#### What the task requires:
Repeat all the records exactly, omitting pictures.

Data items
---+---
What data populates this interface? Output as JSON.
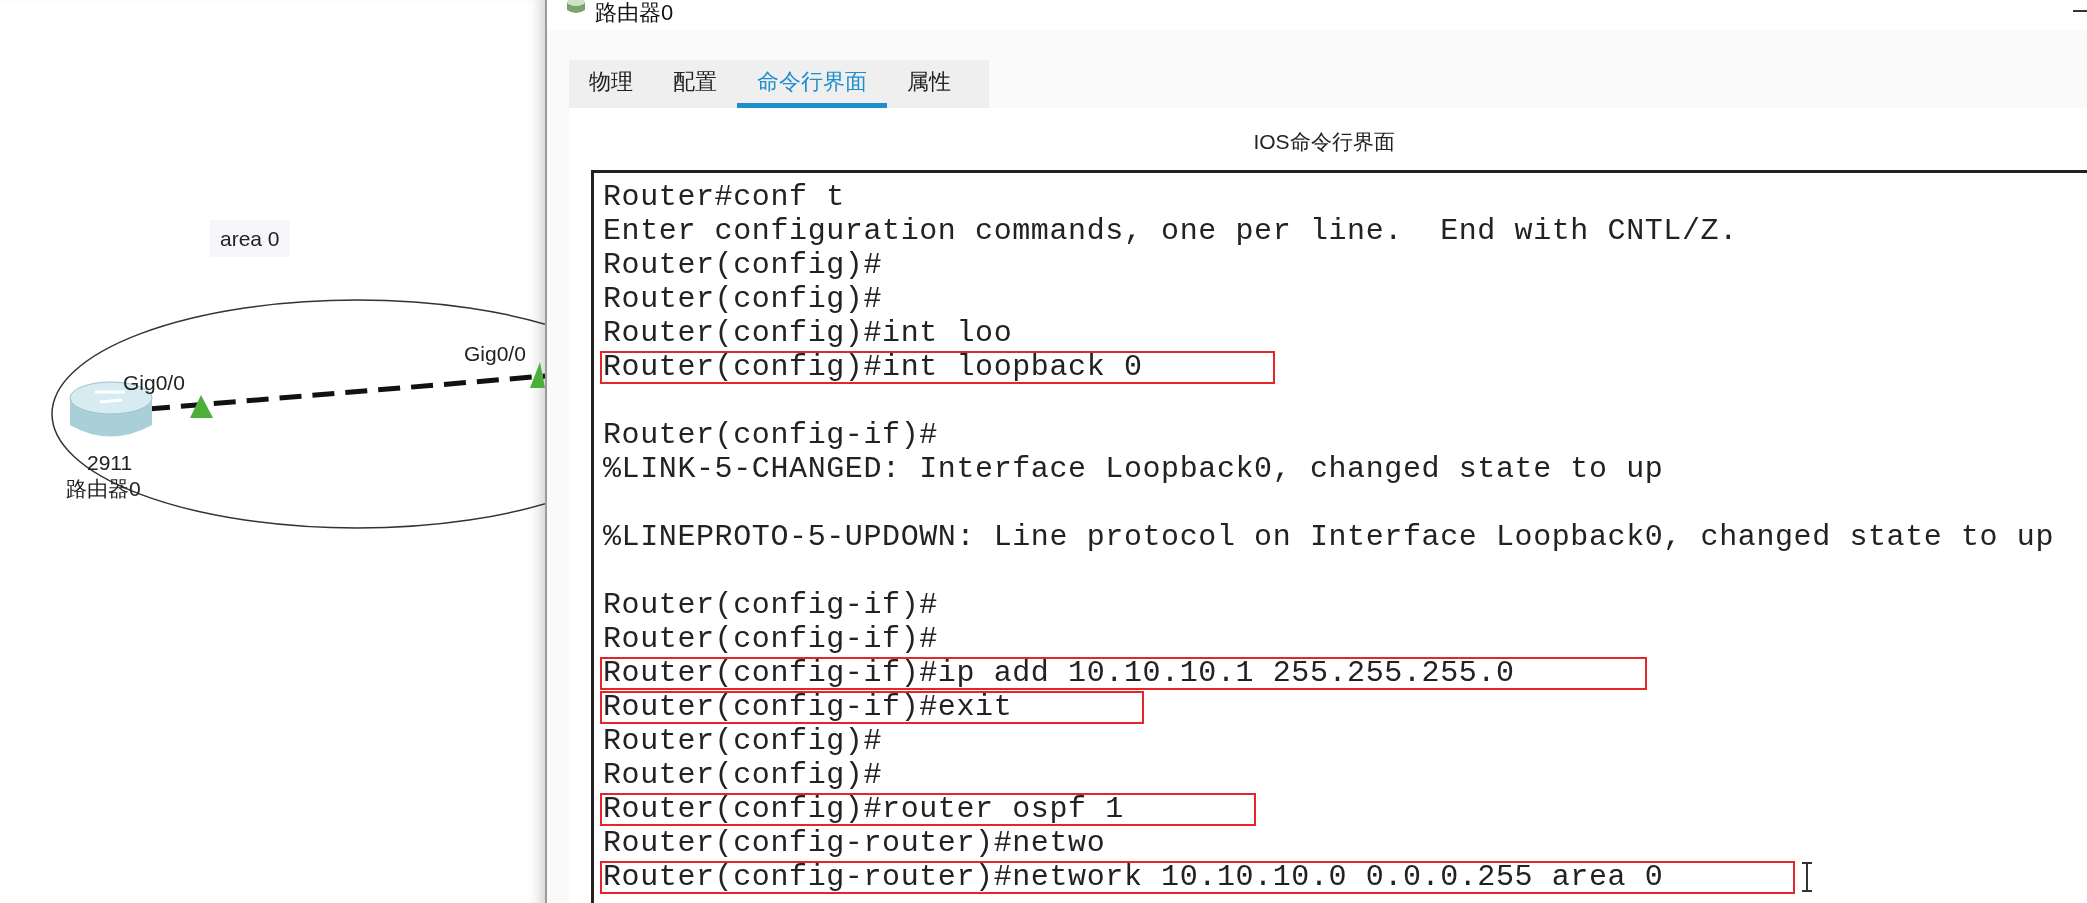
{
  "canvas": {
    "area_label": "area 0",
    "link": {
      "port_a": "Gig0/0",
      "port_b": "Gig0/0",
      "up_a": true,
      "up_b": true
    },
    "device": {
      "model": "2911",
      "name": "路由器0"
    }
  },
  "dialog": {
    "title": "路由器0",
    "tabs": [
      {
        "label": "物理",
        "selected": false
      },
      {
        "label": "配置",
        "selected": false
      },
      {
        "label": "命令行界面",
        "selected": true
      },
      {
        "label": "属性",
        "selected": false
      }
    ],
    "heading": "IOS命令行界面",
    "console": {
      "lines": [
        {
          "kind": "text",
          "text": "Router#conf t",
          "highlighted": false
        },
        {
          "kind": "text",
          "text": "Enter configuration commands, one per line.  End with CNTL/Z.",
          "highlighted": false
        },
        {
          "kind": "text",
          "text": "Router(config)#",
          "highlighted": false
        },
        {
          "kind": "text",
          "text": "Router(config)#",
          "highlighted": false
        },
        {
          "kind": "text",
          "text": "Router(config)#int loo",
          "highlighted": false
        },
        {
          "kind": "text",
          "text": "Router(config)#int loopback 0",
          "highlighted": true
        },
        {
          "kind": "blank"
        },
        {
          "kind": "text",
          "text": "Router(config-if)#",
          "highlighted": false
        },
        {
          "kind": "text",
          "text": "%LINK-5-CHANGED: Interface Loopback0, changed state to up",
          "highlighted": false
        },
        {
          "kind": "blank"
        },
        {
          "kind": "text",
          "text": "%LINEPROTO-5-UPDOWN: Line protocol on Interface Loopback0, changed state to up",
          "highlighted": false
        },
        {
          "kind": "blank"
        },
        {
          "kind": "text",
          "text": "Router(config-if)#",
          "highlighted": false
        },
        {
          "kind": "text",
          "text": "Router(config-if)#",
          "highlighted": false
        },
        {
          "kind": "text",
          "text": "Router(config-if)#ip add 10.10.10.1 255.255.255.0",
          "highlighted": true
        },
        {
          "kind": "text",
          "text": "Router(config-if)#exit",
          "highlighted": true
        },
        {
          "kind": "text",
          "text": "Router(config)#",
          "highlighted": false
        },
        {
          "kind": "text",
          "text": "Router(config)#",
          "highlighted": false
        },
        {
          "kind": "text",
          "text": "Router(config)#router ospf 1",
          "highlighted": true
        },
        {
          "kind": "text",
          "text": "Router(config-router)#netwo",
          "highlighted": false
        },
        {
          "kind": "text",
          "text": "Router(config-router)#network 10.10.10.0 0.0.0.255 area 0",
          "highlighted": true
        }
      ]
    }
  }
}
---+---
#### Finished exercise:
What data populates this interface? Output as JSON.
{
  "canvas": {
    "area_label": "area 0",
    "link": {
      "port_a": "Gig0/0",
      "port_b": "Gig0/0",
      "up_a": true,
      "up_b": true
    },
    "device": {
      "model": "2911",
      "name": "路由器0"
    }
  },
  "dialog": {
    "title": "路由器0",
    "tabs": [
      {
        "label": "物理",
        "selected": false
      },
      {
        "label": "配置",
        "selected": false
      },
      {
        "label": "命令行界面",
        "selected": true
      },
      {
        "label": "属性",
        "selected": false
      }
    ],
    "heading": "IOS命令行界面",
    "console": {
      "lines": [
        {
          "kind": "text",
          "text": "Router#conf t",
          "highlighted": false
        },
        {
          "kind": "text",
          "text": "Enter configuration commands, one per line.  End with CNTL/Z.",
          "highlighted": false
        },
        {
          "kind": "text",
          "text": "Router(config)#",
          "highlighted": false
        },
        {
          "kind": "text",
          "text": "Router(config)#",
          "highlighted": false
        },
        {
          "kind": "text",
          "text": "Router(config)#int loo",
          "highlighted": false
        },
        {
          "kind": "text",
          "text": "Router(config)#int loopback 0",
          "highlighted": true
        },
        {
          "kind": "blank"
        },
        {
          "kind": "text",
          "text": "Router(config-if)#",
          "highlighted": false
        },
        {
          "kind": "text",
          "text": "%LINK-5-CHANGED: Interface Loopback0, changed state to up",
          "highlighted": false
        },
        {
          "kind": "blank"
        },
        {
          "kind": "text",
          "text": "%LINEPROTO-5-UPDOWN: Line protocol on Interface Loopback0, changed state to up",
          "highlighted": false
        },
        {
          "kind": "blank"
        },
        {
          "kind": "text",
          "text": "Router(config-if)#",
          "highlighted": false
        },
        {
          "kind": "text",
          "text": "Router(config-if)#",
          "highlighted": false
        },
        {
          "kind": "text",
          "text": "Router(config-if)#ip add 10.10.10.1 255.255.255.0",
          "highlighted": true
        },
        {
          "kind": "text",
          "text": "Router(config-if)#exit",
          "highlighted": true
        },
        {
          "kind": "text",
          "text": "Router(config)#",
          "highlighted": false
        },
        {
          "kind": "text",
          "text": "Router(config)#",
          "highlighted": false
        },
        {
          "kind": "text",
          "text": "Router(config)#router ospf 1",
          "highlighted": true
        },
        {
          "kind": "text",
          "text": "Router(config-router)#netwo",
          "highlighted": false
        },
        {
          "kind": "text",
          "text": "Router(config-router)#network 10.10.10.0 0.0.0.255 area 0",
          "highlighted": true
        }
      ]
    }
  }
}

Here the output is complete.